The DNR communications team works with agency experts to develop the weekly questions and provide the answers. This feature addresses current DNR issues, interesting topics, or the most frequently asked questions from around Minnesota.
Q: Do I need a license to ice fish?
A: All residents and nonresidents who are 16 years of age and older, need an angling license to fish Minnesota waters. If you are fishing on designated trout waters, Lake Superior, or are in possession of trout on waters that are not designated trout waters, you need to be in possession of a trout stamp as well as a valid angling license.
- Capt. Greg Salo, DNR Region 3 Enforcement manager
Q: Do Minnesota bats have white-nose syndrome?
A: White-nose syndrome (WNS) is a disease that has devastated cave-dwelling bat populations in the eastern United States. There is no evidence that WNS has reached Minnesota, but it has been found in bats as close as Ontario and Indiana (see map at www.batcon.org/images/stories/WNS_StatusMap_20111004_WNS_WebpageLarge.jpg).

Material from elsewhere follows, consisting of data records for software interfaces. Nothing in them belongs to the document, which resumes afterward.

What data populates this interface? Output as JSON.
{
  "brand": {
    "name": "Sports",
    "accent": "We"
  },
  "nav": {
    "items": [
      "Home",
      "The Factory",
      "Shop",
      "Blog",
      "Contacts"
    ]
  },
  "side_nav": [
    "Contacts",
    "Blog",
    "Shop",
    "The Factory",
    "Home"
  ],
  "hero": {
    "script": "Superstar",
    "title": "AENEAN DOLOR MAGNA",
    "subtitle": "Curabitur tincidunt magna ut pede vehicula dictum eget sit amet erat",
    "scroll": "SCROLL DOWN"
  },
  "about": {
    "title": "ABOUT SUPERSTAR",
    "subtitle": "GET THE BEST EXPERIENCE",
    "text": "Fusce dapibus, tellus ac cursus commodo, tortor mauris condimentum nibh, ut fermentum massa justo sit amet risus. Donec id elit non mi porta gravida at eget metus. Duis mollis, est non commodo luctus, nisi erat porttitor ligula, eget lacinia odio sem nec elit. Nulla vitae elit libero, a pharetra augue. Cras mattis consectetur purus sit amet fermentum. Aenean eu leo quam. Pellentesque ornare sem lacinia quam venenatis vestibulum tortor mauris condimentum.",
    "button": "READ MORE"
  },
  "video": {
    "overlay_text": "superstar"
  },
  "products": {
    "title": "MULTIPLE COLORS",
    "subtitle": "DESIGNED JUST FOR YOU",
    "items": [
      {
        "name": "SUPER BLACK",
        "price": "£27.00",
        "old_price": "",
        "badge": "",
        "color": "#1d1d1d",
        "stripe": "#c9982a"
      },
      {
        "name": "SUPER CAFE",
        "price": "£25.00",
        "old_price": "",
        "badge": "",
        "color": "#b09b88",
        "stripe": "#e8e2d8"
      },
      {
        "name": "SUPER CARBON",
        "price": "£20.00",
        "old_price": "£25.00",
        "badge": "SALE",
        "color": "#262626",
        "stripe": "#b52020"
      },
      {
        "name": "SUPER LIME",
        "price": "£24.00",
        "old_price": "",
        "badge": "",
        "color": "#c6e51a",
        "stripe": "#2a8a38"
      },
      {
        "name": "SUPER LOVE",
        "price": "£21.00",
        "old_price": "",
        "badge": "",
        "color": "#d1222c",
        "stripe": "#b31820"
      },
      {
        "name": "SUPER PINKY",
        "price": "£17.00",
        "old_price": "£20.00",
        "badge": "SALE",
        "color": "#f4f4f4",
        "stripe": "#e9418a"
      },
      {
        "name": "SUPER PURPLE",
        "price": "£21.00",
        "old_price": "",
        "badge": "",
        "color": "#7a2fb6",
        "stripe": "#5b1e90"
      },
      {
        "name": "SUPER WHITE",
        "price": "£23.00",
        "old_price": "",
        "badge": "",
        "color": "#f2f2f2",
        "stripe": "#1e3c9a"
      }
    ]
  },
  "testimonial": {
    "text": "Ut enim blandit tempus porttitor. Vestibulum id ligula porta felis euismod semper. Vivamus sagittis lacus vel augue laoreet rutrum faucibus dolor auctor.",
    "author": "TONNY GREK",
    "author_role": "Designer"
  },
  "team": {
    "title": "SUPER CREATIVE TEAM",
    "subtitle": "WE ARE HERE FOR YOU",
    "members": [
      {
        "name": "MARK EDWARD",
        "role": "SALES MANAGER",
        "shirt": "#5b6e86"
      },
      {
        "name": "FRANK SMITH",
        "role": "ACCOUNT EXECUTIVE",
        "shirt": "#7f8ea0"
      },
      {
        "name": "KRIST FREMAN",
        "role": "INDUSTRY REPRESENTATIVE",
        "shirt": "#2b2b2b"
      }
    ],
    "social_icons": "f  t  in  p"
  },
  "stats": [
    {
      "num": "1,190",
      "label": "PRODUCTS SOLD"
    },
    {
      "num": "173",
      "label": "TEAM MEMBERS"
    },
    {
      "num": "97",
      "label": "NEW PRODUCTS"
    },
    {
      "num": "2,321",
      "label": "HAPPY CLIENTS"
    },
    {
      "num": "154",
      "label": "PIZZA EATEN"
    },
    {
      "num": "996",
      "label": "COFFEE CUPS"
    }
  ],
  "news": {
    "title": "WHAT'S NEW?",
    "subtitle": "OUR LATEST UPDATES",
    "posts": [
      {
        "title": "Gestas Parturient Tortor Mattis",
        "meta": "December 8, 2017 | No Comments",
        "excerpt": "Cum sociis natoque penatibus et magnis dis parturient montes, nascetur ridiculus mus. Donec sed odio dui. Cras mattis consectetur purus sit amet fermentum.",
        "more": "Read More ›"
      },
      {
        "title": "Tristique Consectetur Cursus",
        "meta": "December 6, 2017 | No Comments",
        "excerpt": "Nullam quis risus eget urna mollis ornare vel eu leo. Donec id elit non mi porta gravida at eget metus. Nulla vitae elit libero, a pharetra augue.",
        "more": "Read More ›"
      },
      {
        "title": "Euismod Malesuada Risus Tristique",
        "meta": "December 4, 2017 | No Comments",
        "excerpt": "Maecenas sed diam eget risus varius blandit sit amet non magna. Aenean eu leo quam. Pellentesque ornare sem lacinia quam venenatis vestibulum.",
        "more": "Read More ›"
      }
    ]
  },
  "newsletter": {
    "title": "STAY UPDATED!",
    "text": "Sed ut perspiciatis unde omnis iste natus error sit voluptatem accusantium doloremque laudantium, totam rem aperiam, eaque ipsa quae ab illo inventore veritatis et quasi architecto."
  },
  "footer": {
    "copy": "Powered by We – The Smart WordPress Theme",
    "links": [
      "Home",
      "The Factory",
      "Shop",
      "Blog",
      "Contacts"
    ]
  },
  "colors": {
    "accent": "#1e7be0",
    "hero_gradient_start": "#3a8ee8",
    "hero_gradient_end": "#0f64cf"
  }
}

WNS is caused by a fungus, Geomyces destructans, that is native to Europe. Symptoms include white fungal growth on the bats’ muzzles and wing membranes and daytime flying outside their hibernacula during winter.
The fungus appears to spread primarily through bat-to-bat contact, but also can be transmitted by humans and their gear when they visit affected caves and mines. The disease appears to only affect bats; there is no known threat to humans or other animals.
How you can help Minnesota’s bats?
To avoid possible human spread of WNS, observe all cave and mine closures and do not enter caves or mines where bats hibernate. If you have visited caves in states known to have WNS, decontaminate your clothing, footwear and gear.
U.S. Fish and Wildlife Service decontamination protocols are available at www.fws.gov/WhiteNoseSyndrome/pdf/WNSDecontaminationProtocol_v012511.pdf.
To help the DNR track this disease, report dead or dying bats, or bats flying during the day in the winter. Go to the DNR Bat Observation Report Web page at www.mndnr.gov/reportbats or call the toll-free DNR Animal Report Line at 888-345-1730.
- Gerda Nordquist, animal survey supervisor - Minnesota County Biological Survey